(Website and app data records)
- Opening Delimiter -

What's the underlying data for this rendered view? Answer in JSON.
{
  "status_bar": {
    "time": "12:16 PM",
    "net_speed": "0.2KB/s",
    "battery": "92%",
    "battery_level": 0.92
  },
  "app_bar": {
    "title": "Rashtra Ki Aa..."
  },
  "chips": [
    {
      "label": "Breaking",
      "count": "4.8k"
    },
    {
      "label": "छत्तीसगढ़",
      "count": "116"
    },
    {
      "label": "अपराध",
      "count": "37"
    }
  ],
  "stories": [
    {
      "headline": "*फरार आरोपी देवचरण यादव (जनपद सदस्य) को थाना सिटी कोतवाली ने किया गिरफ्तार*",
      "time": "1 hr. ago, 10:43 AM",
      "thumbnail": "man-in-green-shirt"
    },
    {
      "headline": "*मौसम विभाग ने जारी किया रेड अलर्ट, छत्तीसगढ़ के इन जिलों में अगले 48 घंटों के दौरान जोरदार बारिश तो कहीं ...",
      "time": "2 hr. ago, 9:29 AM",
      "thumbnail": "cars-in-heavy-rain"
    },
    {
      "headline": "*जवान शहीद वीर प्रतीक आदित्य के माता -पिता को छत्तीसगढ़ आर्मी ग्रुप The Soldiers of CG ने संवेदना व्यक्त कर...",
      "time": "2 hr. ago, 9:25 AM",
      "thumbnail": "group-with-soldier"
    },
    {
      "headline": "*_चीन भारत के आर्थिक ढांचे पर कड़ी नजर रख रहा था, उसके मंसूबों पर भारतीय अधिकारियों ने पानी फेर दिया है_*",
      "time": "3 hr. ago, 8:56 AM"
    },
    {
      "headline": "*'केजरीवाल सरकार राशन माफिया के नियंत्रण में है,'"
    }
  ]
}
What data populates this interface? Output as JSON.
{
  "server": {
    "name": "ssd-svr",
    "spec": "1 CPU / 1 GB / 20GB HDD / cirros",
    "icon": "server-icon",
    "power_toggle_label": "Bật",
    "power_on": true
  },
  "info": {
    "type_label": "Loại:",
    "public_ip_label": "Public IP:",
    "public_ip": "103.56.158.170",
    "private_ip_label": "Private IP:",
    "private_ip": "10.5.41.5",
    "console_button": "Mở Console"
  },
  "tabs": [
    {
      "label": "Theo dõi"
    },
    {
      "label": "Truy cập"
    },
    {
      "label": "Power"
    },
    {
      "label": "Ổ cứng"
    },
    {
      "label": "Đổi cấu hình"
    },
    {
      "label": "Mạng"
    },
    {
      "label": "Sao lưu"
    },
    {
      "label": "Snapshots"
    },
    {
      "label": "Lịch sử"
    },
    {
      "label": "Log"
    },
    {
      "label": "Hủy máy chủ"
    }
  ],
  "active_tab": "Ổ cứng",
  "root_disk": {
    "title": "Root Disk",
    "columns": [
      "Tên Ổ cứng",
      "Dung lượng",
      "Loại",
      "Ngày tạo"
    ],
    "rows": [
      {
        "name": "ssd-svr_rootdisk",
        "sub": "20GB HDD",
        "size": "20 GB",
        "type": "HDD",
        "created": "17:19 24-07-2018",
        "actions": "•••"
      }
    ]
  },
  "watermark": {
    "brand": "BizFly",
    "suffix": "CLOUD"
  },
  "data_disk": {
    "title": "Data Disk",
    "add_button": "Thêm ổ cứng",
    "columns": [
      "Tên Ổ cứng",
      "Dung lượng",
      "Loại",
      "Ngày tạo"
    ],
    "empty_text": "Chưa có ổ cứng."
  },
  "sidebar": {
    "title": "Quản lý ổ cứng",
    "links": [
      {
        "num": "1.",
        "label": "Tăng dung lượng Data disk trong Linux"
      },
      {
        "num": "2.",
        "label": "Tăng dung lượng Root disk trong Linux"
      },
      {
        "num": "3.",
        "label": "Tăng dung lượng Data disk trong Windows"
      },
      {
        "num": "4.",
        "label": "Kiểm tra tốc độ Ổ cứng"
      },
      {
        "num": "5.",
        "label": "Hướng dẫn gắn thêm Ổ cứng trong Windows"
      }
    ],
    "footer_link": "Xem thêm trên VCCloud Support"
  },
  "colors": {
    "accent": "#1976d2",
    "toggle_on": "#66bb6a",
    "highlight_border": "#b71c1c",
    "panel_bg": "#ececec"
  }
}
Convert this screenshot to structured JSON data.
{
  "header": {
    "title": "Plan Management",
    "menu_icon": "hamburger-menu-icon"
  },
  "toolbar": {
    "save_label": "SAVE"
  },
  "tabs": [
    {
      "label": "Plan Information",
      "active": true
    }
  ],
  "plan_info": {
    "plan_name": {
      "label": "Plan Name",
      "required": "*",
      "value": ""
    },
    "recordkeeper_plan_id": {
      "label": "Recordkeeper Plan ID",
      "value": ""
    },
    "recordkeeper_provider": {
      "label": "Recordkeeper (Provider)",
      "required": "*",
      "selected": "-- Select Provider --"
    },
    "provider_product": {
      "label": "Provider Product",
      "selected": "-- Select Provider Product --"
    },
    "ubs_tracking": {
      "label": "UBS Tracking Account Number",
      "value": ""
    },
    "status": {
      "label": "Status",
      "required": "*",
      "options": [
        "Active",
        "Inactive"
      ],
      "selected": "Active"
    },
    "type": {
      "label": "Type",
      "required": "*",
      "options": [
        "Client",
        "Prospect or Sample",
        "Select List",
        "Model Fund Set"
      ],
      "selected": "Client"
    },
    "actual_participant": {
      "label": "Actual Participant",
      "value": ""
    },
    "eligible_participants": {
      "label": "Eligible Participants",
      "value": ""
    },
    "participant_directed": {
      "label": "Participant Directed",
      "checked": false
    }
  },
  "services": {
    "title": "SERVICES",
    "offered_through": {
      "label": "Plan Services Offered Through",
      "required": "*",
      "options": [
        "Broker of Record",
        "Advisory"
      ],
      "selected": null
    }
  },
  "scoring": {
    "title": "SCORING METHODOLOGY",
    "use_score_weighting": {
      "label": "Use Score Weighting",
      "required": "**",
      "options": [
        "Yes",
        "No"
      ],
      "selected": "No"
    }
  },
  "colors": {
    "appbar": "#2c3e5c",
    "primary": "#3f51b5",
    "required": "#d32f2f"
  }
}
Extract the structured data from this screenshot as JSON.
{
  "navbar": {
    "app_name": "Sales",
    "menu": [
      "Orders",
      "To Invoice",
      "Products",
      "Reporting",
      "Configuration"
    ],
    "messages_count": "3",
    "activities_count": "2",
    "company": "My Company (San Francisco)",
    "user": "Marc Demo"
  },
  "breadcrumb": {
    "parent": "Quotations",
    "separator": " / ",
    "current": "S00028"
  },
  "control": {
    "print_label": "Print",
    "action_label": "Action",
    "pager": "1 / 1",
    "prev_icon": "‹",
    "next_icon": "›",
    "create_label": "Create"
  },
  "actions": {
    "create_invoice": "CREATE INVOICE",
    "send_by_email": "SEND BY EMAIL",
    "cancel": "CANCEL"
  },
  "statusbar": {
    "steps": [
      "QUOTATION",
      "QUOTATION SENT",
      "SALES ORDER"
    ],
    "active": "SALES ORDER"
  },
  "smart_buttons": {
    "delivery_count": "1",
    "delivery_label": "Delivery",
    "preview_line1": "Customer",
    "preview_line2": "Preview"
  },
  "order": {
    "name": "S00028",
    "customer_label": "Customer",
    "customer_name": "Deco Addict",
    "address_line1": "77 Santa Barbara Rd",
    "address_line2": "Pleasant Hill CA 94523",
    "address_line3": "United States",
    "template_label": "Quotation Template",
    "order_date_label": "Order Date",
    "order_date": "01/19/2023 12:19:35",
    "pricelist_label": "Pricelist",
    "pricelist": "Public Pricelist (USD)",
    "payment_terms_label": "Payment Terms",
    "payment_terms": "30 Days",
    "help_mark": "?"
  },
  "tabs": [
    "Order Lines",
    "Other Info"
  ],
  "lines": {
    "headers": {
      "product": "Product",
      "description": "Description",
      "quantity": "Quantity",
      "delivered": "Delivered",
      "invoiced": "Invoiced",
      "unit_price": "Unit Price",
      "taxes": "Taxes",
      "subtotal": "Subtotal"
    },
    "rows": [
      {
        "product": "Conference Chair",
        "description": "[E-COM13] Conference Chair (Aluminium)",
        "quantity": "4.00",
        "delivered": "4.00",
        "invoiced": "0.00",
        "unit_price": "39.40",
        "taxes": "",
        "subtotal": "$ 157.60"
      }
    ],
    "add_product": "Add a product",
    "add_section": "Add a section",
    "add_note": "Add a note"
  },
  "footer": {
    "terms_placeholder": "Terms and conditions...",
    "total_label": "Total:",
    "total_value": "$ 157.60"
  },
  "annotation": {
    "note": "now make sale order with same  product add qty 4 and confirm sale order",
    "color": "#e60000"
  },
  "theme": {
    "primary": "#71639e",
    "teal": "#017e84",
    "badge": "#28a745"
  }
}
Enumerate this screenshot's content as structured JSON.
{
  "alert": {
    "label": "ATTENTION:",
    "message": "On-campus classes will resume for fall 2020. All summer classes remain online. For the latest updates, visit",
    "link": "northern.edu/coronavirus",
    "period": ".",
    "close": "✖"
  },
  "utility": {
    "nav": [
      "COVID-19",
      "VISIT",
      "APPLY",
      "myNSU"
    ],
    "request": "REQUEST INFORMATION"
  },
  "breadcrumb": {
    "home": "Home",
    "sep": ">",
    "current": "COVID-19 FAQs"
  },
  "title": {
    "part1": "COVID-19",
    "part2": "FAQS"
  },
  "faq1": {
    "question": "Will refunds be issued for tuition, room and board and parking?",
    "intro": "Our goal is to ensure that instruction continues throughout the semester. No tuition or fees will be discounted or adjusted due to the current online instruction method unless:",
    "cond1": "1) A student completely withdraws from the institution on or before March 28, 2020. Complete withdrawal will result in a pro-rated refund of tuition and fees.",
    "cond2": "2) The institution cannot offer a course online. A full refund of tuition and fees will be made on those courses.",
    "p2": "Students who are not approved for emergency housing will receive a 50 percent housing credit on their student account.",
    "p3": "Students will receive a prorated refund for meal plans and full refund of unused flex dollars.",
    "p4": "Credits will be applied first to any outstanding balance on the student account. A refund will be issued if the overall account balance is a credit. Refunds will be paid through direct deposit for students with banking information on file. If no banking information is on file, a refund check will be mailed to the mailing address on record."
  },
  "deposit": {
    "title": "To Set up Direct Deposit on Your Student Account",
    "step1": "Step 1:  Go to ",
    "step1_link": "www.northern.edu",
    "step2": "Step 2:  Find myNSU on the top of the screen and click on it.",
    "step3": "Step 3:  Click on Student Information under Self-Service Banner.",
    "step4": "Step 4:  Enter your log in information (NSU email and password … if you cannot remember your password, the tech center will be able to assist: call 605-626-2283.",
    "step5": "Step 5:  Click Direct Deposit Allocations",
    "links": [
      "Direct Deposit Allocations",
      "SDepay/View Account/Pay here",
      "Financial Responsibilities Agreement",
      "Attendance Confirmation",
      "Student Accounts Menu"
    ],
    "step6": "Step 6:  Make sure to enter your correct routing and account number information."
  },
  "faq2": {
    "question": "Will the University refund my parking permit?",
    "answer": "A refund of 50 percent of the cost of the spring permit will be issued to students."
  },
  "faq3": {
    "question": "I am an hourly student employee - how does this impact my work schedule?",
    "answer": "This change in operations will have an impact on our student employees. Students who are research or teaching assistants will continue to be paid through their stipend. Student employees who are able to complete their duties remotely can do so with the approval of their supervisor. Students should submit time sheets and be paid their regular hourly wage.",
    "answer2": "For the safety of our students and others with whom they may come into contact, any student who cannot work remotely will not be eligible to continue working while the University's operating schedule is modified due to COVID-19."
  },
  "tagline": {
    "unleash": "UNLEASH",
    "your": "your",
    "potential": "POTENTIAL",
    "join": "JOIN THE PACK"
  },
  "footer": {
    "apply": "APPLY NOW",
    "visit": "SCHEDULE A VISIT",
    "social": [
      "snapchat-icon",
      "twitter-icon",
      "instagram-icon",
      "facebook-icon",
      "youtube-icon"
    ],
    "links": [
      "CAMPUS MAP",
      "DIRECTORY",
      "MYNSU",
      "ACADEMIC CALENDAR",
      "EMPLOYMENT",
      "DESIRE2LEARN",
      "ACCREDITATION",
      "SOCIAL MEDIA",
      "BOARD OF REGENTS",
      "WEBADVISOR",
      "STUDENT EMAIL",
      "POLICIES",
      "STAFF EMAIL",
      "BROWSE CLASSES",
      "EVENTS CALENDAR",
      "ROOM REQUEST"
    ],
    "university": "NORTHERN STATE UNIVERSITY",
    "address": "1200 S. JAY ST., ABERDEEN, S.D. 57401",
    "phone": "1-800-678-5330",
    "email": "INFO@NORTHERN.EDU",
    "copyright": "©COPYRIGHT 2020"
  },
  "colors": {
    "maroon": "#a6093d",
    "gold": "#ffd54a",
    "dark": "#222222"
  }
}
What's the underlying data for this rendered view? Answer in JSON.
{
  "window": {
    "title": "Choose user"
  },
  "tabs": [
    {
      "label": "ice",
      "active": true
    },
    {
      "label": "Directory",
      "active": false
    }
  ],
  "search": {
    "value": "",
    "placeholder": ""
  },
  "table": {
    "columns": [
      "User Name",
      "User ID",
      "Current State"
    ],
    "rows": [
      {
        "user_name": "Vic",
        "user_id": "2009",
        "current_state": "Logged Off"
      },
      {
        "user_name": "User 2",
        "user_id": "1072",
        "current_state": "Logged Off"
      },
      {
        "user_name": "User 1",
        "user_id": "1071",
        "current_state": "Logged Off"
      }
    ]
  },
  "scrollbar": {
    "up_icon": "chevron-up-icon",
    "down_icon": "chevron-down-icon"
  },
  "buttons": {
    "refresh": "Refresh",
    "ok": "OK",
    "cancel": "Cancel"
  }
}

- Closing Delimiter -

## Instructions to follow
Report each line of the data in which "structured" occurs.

## Response to this task
Convert this screenshot to structured JSON data.
Extract the structured data from this screenshot as JSON.
Enumerate this screenshot's content as structured JSON.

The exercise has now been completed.